You are experiencing what we call ‘pushback’. Pushback is a speed modulation feature that lifts the nose of the board in order to slow the rider down. Pushback kicks in at 10 mph and prevents the rider from leaning forward to accelerate. Some folks have a tendency to fight the pushback by leaning forward to counter it. Just remember you will not slow down until you give into the pushback and allow the board to push you back. If you'd like to go a bit faster you can switch your board over to Extreme Shaping which will allow you to ride without experiencing pushback until you reach higher speeds.
What happens when I run out of battery?
Your board will warn you that it is low on charge with extreme pushback telling you "hey, it's time for some juice!". Plug your board into the Ultra-Charger and you should be good to go in 20 minutes!
Jumping and stunt riding will void your warranty
The wall of stoke opening post says:
We remember the first time we went off a 2 inch ledge strapped to the teeth with padding and fearing the worst. Flash forward 12 months, riders are dropping 3-stairs, pulling 180 power slides, body various and shove-its. If you can add to this list let us know and we can talk sponsorship - no joke!!
But the copy of the manual that was shipped with my Onewheel says
CAUTION: Jumping and stunt riding will void your warranty". pp05-36
What constitutes warranty voiding "stunt riding"? Dropping 3 stairs?
I heard a rumor of an incomplete/untested learning mode. Is this under development? I would like to let my less dexterous friends try the board but at the same time not injure them.
Mt. Hood Riding Session....
Who loves a session off the beaten path? I have been riding every where I can. At first the rocks, roots, and rough terrain was hard to ride, but now that I am more used to is it is my favorite kind of riding.
This photo was taken in Oregon on the banks of the White River coming off Mt. Hood. Photo of Luke Hopkins by Annie P
Changing OneWheel Tire
Is there any manual for changing the tire..? Presumably I can head down to my local go-kart track and get a new tire from the shop there..?
Goofy/natural, dominant/weak foot on sensors?
I've tried both.
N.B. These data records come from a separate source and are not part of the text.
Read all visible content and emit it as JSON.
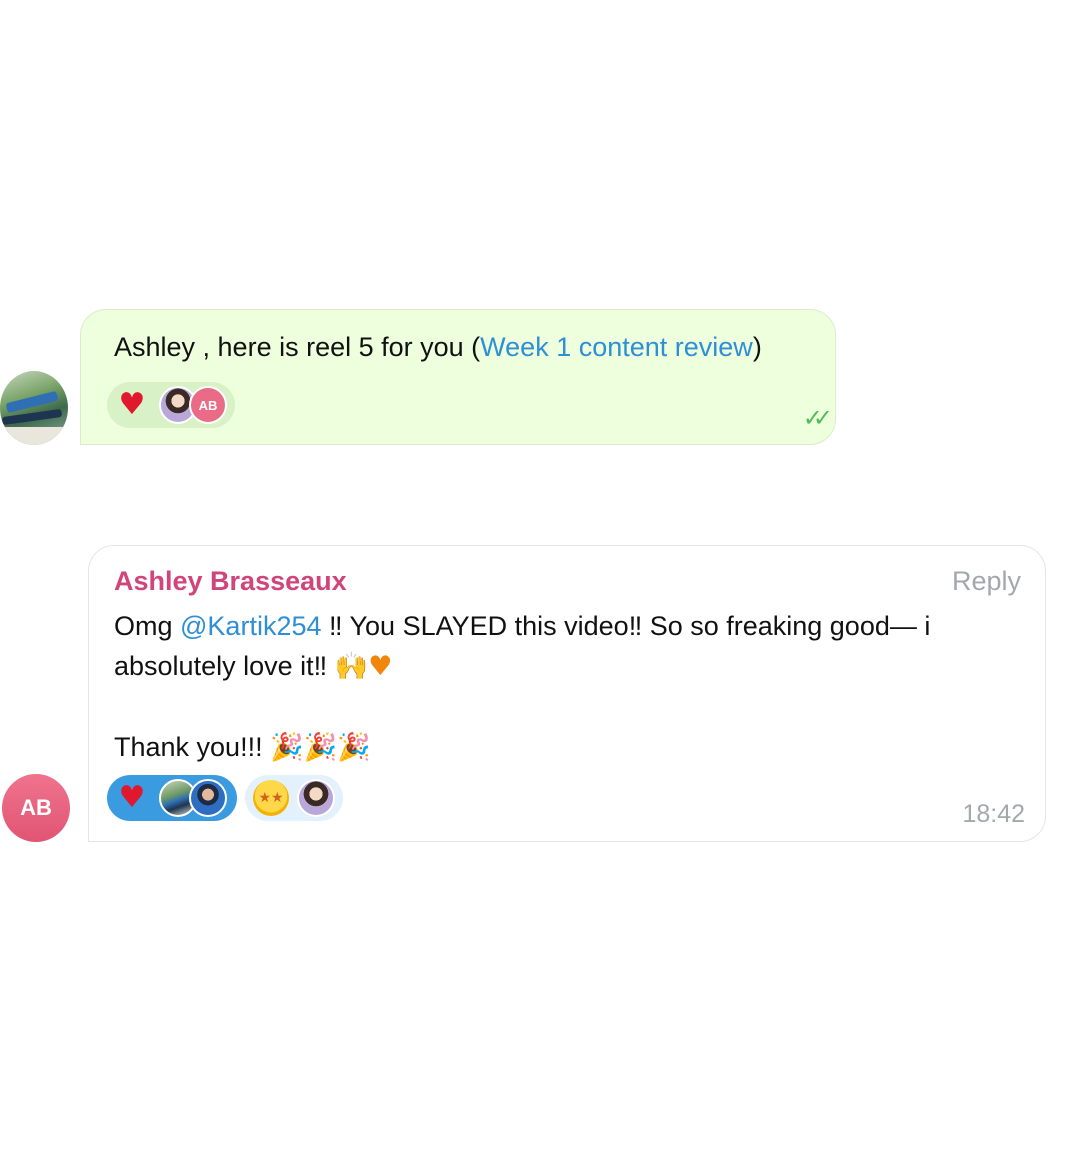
{
  "outgoing_message": {
    "text_prefix": "Ashley , here is reel 5 for you (",
    "link_text": "Week 1 content review",
    "text_suffix": ")",
    "status": "read",
    "reactions": [
      {
        "emoji": "heart",
        "avatars": [
          "woman-photo",
          "AB"
        ]
      }
    ],
    "reaction_avatar_initials": "AB"
  },
  "incoming_message": {
    "sender_name": "Ashley Brasseaux",
    "sender_initials": "AB",
    "reply_label": "Reply",
    "line1_prefix": "Omg ",
    "mention": "@Kartik254",
    "line1_suffix": " ‼ You SLAYED this video‼ So so freaking good— i",
    "line2": "absolutely love it‼ ",
    "line3": "Thank you!!! ",
    "time": "18:42",
    "reactions": [
      {
        "emoji": "heart",
        "avatars": [
          "scene-photo",
          "man-photo"
        ],
        "chosen": true
      },
      {
        "emoji": "star-struck",
        "avatars": [
          "woman-photo"
        ],
        "chosen": false
      }
    ]
  },
  "colors": {
    "outgoing_bubble": "#eeffde",
    "link": "#2e8fd6",
    "sender_name": "#d0457c",
    "read_check": "#4fbf55",
    "avatar_ab": "#e05573"
  }
}
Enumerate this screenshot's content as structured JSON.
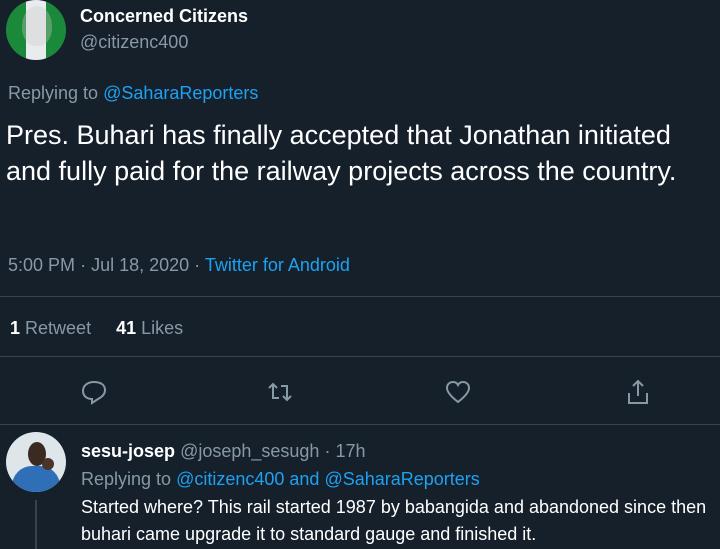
{
  "tweet": {
    "author_name": "Concerned Citizens",
    "author_handle": "@citizenc400",
    "replying_to_prefix": "Replying to",
    "replying_to_handle": "@SaharaReporters",
    "text": "Pres. Buhari has finally accepted that Jonathan initiated and fully paid for the railway projects across the country.",
    "time": "5:00 PM",
    "date": "Jul 18, 2020",
    "separator": "·",
    "source": "Twitter for Android",
    "retweets_count": "1",
    "retweets_label": "Retweet",
    "likes_count": "41",
    "likes_label": "Likes"
  },
  "actions": {
    "reply_icon": "reply-icon",
    "retweet_icon": "retweet-icon",
    "like_icon": "heart-icon",
    "share_icon": "share-icon"
  },
  "reply": {
    "author_name": "sesu-josep",
    "author_handle": "@joseph_sesugh",
    "separator": "·",
    "time_ago": "17h",
    "replying_to_prefix": "Replying to",
    "replying_to_handles": "@citizenc400 and @SaharaReporters",
    "text": "Started where? This rail started 1987 by babangida and abandoned since then buhari came upgrade it to standard gauge and finished it."
  },
  "colors": {
    "background": "#15202b",
    "accent": "#1da1f2",
    "muted": "#8899a6",
    "divider": "#38444d"
  }
}
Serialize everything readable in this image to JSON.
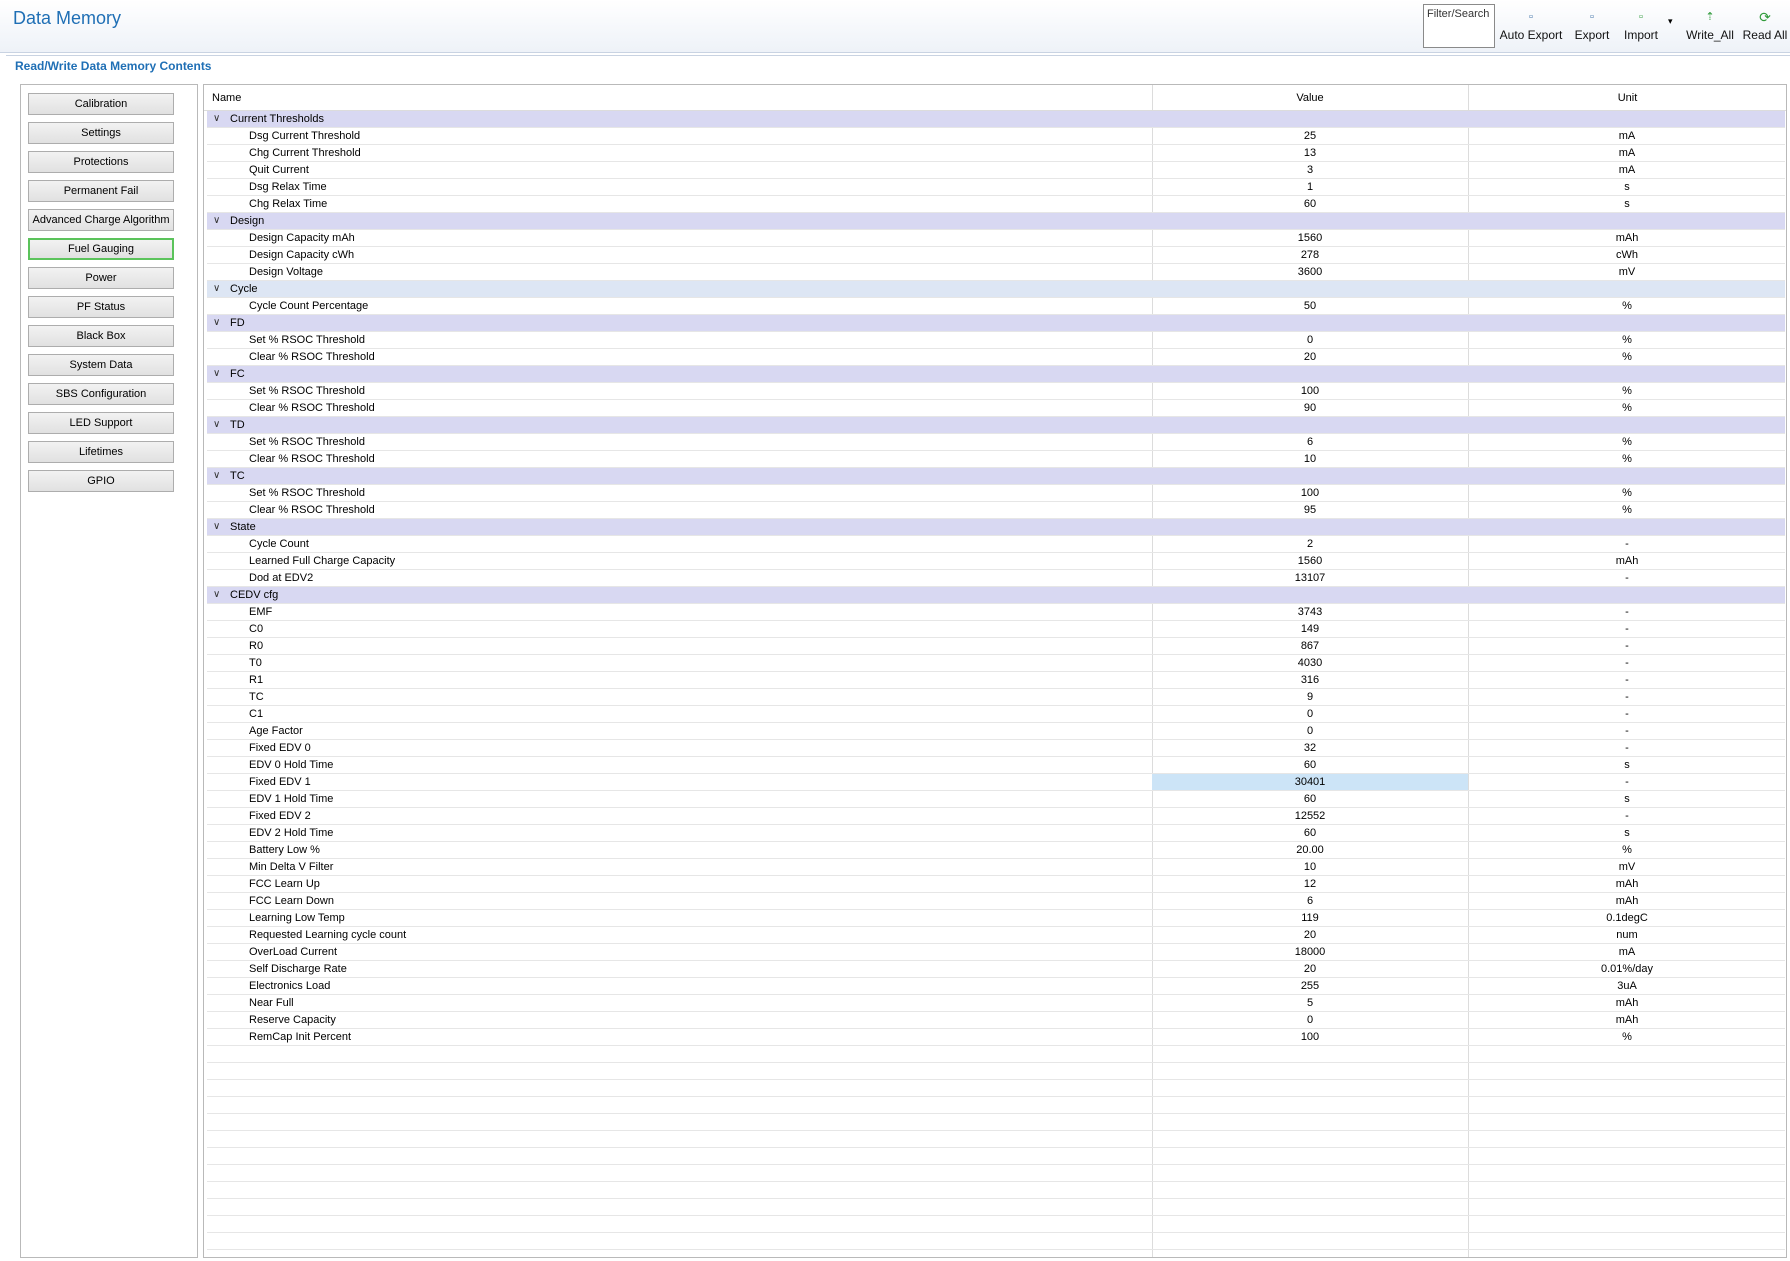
{
  "header": {
    "title": "Data Memory",
    "filter_placeholder": "Filter/Search",
    "toolbar": {
      "auto_export": "Auto Export",
      "export": "Export",
      "import": "Import",
      "import_dropdown": "▾",
      "write_all": "Write_All",
      "read_all": "Read All"
    }
  },
  "section_title": "Read/Write Data Memory Contents",
  "nav": [
    "Calibration",
    "Settings",
    "Protections",
    "Permanent Fail",
    "Advanced Charge Algorithm",
    "Fuel Gauging",
    "Power",
    "PF Status",
    "Black Box",
    "System Data",
    "SBS Configuration",
    "LED Support",
    "Lifetimes",
    "GPIO"
  ],
  "nav_selected": "Fuel Gauging",
  "columns": {
    "name": "Name",
    "value": "Value",
    "unit": "Unit"
  },
  "rows": [
    {
      "type": "group",
      "name": "Current Thresholds"
    },
    {
      "name": "Dsg Current Threshold",
      "value": "25",
      "unit": "mA"
    },
    {
      "name": "Chg Current Threshold",
      "value": "13",
      "unit": "mA"
    },
    {
      "name": "Quit Current",
      "value": "3",
      "unit": "mA"
    },
    {
      "name": "Dsg Relax Time",
      "value": "1",
      "unit": "s"
    },
    {
      "name": "Chg Relax Time",
      "value": "60",
      "unit": "s"
    },
    {
      "type": "group",
      "name": "Design"
    },
    {
      "name": "Design Capacity mAh",
      "value": "1560",
      "unit": "mAh"
    },
    {
      "name": "Design Capacity cWh",
      "value": "278",
      "unit": "cWh"
    },
    {
      "name": "Design Voltage",
      "value": "3600",
      "unit": "mV"
    },
    {
      "type": "group",
      "name": "Cycle",
      "light": true
    },
    {
      "name": "Cycle Count Percentage",
      "value": "50",
      "unit": "%"
    },
    {
      "type": "group",
      "name": "FD"
    },
    {
      "name": "Set % RSOC Threshold",
      "value": "0",
      "unit": "%"
    },
    {
      "name": "Clear % RSOC Threshold",
      "value": "20",
      "unit": "%"
    },
    {
      "type": "group",
      "name": "FC"
    },
    {
      "name": "Set % RSOC Threshold",
      "value": "100",
      "unit": "%"
    },
    {
      "name": "Clear % RSOC Threshold",
      "value": "90",
      "unit": "%"
    },
    {
      "type": "group",
      "name": "TD"
    },
    {
      "name": "Set % RSOC Threshold",
      "value": "6",
      "unit": "%"
    },
    {
      "name": "Clear % RSOC Threshold",
      "value": "10",
      "unit": "%"
    },
    {
      "type": "group",
      "name": "TC"
    },
    {
      "name": "Set % RSOC Threshold",
      "value": "100",
      "unit": "%"
    },
    {
      "name": "Clear % RSOC Threshold",
      "value": "95",
      "unit": "%"
    },
    {
      "type": "group",
      "name": "State"
    },
    {
      "name": "Cycle Count",
      "value": "2",
      "unit": "-"
    },
    {
      "name": "Learned Full Charge Capacity",
      "value": "1560",
      "unit": "mAh"
    },
    {
      "name": "Dod at EDV2",
      "value": "13107",
      "unit": "-"
    },
    {
      "type": "group",
      "name": "CEDV cfg"
    },
    {
      "name": "EMF",
      "value": "3743",
      "unit": "-"
    },
    {
      "name": "C0",
      "value": "149",
      "unit": "-"
    },
    {
      "name": "R0",
      "value": "867",
      "unit": "-"
    },
    {
      "name": "T0",
      "value": "4030",
      "unit": "-"
    },
    {
      "name": "R1",
      "value": "316",
      "unit": "-"
    },
    {
      "name": "TC",
      "value": "9",
      "unit": "-"
    },
    {
      "name": "C1",
      "value": "0",
      "unit": "-"
    },
    {
      "name": "Age Factor",
      "value": "0",
      "unit": "-"
    },
    {
      "name": "Fixed EDV 0",
      "value": "32",
      "unit": "-"
    },
    {
      "name": "EDV 0 Hold Time",
      "value": "60",
      "unit": "s"
    },
    {
      "name": "Fixed EDV 1",
      "value": "30401",
      "unit": "-",
      "highlight": true
    },
    {
      "name": "EDV 1 Hold Time",
      "value": "60",
      "unit": "s"
    },
    {
      "name": "Fixed EDV 2",
      "value": "12552",
      "unit": "-"
    },
    {
      "name": "EDV 2 Hold Time",
      "value": "60",
      "unit": "s"
    },
    {
      "name": "Battery Low %",
      "value": "20.00",
      "unit": "%"
    },
    {
      "name": "Min Delta V Filter",
      "value": "10",
      "unit": "mV"
    },
    {
      "name": "FCC Learn Up",
      "value": "12",
      "unit": "mAh"
    },
    {
      "name": "FCC Learn Down",
      "value": "6",
      "unit": "mAh"
    },
    {
      "name": "Learning Low Temp",
      "value": "119",
      "unit": "0.1degC"
    },
    {
      "name": "Requested Learning cycle count",
      "value": "20",
      "unit": "num"
    },
    {
      "name": "OverLoad Current",
      "value": "18000",
      "unit": "mA"
    },
    {
      "name": "Self Discharge Rate",
      "value": "20",
      "unit": "0.01%/day"
    },
    {
      "name": "Electronics Load",
      "value": "255",
      "unit": "3uA"
    },
    {
      "name": "Near Full",
      "value": "5",
      "unit": "mAh"
    },
    {
      "name": "Reserve Capacity",
      "value": "0",
      "unit": "mAh"
    },
    {
      "name": "RemCap Init Percent",
      "value": "100",
      "unit": "%"
    }
  ],
  "colors": {
    "title": "#1f6fb5",
    "group_row": "#d8d8f2",
    "selected_cell": "#cce4f7",
    "selected_nav_border": "#5bc35b"
  }
}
I ride regular, and getting on with the left foot on the sensor felt most natural, so that's where I started.
While trying things out on my first ride, I felt that I wanted to steer a bit much with my leading foot. I was afraid that in doing so I might deactivate the sensor by accident while shifting weight around. So I tried having the sensors under my right foot.
This worked well, until I lost balance and dismounted. Because when I did so, I stepped of the board with my leading foot.
This action obviously caused the board to be pressed in full reverse, and due to the fact that I was still standing on the sensor, I got a little burnout action. This isn't great for your pants, but that's about it really.
Now when I ride I always get on and ride regular with left foot on the sensors, and I haven't had any problems with it.
So I'd say that you are right to put your most "likely to remove" foot on the sensor for bailouts. Or if you know that you tend to shift around one foot, then that one shouldn't be on the sensors, but I find that to be something changing with direction.